= Exercise directions =
Take from the material every line containing the string "oder" and copy it.
Records for this task section start
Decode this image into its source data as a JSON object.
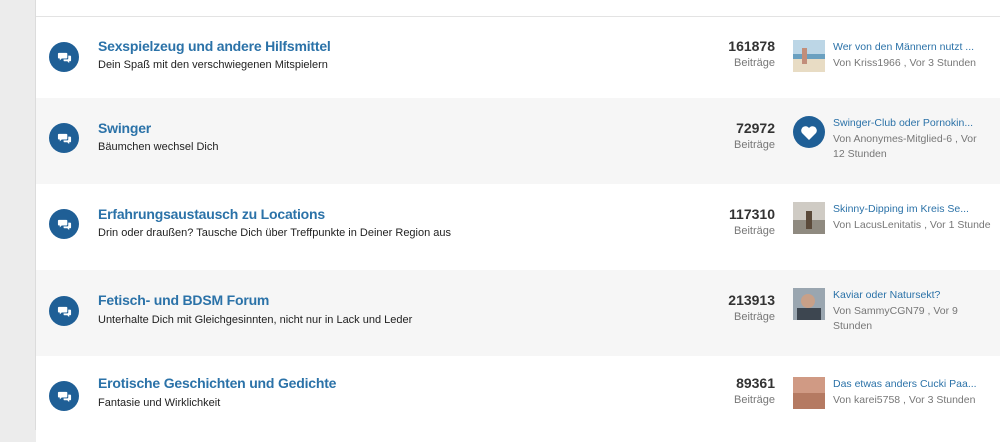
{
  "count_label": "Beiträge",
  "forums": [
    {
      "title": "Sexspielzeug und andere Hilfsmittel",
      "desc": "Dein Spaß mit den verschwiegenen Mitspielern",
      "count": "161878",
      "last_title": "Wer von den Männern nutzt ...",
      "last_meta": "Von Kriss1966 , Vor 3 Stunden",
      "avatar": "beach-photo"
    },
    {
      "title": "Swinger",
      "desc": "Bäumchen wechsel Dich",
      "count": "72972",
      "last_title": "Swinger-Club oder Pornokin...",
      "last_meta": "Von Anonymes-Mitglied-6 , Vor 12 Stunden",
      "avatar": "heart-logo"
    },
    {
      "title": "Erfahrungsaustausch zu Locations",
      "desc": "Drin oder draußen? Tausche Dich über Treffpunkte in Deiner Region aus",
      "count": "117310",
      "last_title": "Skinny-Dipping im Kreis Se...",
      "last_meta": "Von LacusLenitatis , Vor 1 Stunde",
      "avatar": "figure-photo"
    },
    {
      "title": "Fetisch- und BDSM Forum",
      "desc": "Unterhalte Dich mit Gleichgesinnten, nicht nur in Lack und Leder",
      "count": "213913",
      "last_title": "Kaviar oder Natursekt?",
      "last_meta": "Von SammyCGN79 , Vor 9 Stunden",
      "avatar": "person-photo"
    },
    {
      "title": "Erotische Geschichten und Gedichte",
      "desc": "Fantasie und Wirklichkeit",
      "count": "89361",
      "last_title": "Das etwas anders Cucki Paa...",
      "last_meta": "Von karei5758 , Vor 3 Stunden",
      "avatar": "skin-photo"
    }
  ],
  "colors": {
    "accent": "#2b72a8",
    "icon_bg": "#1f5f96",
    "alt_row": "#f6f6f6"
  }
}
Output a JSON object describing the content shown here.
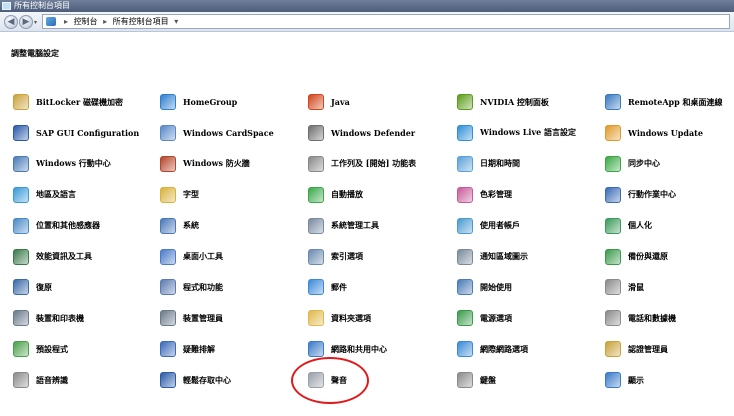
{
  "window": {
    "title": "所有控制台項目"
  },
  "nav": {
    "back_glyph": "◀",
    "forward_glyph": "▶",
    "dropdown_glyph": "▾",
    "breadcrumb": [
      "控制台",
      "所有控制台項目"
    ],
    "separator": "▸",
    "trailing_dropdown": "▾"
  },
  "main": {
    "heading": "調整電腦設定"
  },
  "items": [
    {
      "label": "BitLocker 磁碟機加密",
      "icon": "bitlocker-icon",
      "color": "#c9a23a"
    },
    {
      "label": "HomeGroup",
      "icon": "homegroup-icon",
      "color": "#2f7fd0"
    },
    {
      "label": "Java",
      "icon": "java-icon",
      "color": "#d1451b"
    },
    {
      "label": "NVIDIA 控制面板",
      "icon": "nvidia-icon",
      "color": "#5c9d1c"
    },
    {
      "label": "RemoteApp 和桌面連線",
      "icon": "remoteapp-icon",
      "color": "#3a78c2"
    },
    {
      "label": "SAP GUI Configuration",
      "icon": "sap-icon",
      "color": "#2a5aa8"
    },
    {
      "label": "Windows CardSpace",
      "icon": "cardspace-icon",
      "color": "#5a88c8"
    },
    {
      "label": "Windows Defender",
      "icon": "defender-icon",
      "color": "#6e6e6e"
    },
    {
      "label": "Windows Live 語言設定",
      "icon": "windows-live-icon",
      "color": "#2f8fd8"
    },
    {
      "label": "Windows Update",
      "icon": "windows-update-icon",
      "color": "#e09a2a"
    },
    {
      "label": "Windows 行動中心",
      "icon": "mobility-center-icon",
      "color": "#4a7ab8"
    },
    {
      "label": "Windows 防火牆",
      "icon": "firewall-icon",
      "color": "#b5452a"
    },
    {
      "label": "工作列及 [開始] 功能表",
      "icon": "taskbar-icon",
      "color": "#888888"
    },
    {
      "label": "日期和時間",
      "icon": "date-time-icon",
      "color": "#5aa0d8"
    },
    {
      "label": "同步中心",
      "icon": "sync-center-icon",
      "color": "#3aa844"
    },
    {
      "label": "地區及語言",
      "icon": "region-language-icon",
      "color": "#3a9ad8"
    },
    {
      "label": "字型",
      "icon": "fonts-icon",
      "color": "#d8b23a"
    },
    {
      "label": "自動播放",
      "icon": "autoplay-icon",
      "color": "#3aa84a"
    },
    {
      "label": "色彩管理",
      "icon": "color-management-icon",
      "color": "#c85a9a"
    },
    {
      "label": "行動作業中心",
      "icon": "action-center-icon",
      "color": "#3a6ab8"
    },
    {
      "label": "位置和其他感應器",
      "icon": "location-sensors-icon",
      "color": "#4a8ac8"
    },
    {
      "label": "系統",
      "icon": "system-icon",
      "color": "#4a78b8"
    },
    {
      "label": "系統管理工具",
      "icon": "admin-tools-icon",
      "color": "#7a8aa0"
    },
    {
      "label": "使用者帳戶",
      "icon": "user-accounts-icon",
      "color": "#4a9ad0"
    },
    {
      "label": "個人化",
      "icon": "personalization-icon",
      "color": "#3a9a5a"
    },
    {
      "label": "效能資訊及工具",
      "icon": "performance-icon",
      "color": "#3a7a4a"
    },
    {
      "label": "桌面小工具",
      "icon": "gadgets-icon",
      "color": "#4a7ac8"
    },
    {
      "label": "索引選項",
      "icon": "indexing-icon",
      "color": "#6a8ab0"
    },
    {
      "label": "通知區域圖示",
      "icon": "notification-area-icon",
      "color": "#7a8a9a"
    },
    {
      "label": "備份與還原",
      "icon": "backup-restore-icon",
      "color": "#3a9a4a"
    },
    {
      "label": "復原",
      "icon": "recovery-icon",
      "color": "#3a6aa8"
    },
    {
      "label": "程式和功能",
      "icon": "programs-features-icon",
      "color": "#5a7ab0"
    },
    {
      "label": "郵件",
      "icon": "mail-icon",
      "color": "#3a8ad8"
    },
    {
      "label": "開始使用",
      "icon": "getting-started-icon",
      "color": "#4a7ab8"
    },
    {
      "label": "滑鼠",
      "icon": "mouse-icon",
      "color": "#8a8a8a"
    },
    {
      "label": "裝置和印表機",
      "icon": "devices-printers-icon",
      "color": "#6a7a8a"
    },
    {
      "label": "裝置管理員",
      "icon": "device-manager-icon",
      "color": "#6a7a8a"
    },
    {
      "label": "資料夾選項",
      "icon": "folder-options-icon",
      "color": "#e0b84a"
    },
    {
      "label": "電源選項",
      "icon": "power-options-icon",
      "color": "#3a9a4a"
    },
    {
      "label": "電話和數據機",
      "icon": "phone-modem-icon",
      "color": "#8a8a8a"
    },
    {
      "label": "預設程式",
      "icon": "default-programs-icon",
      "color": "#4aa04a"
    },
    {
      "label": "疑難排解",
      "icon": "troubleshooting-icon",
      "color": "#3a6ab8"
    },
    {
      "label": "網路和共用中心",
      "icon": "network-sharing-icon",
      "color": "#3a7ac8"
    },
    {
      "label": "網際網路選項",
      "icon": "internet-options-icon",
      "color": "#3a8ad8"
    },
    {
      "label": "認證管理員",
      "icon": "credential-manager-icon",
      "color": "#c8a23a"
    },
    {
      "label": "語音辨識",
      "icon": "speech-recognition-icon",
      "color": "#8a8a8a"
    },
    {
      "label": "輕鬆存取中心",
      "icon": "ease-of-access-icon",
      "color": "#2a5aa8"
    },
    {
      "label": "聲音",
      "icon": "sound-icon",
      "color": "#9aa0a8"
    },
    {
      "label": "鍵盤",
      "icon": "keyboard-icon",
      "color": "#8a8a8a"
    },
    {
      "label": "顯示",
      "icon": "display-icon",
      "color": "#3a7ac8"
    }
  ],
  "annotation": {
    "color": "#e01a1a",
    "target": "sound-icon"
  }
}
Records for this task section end
= Solution for this task =
      "last_title": "Swinger-Club oder Pornokin...",
      "desc": "Drin oder draußen? Tausche Dich über Treffpunkte in Deiner Region aus",
      "last_title": "Kaviar oder Natursekt?",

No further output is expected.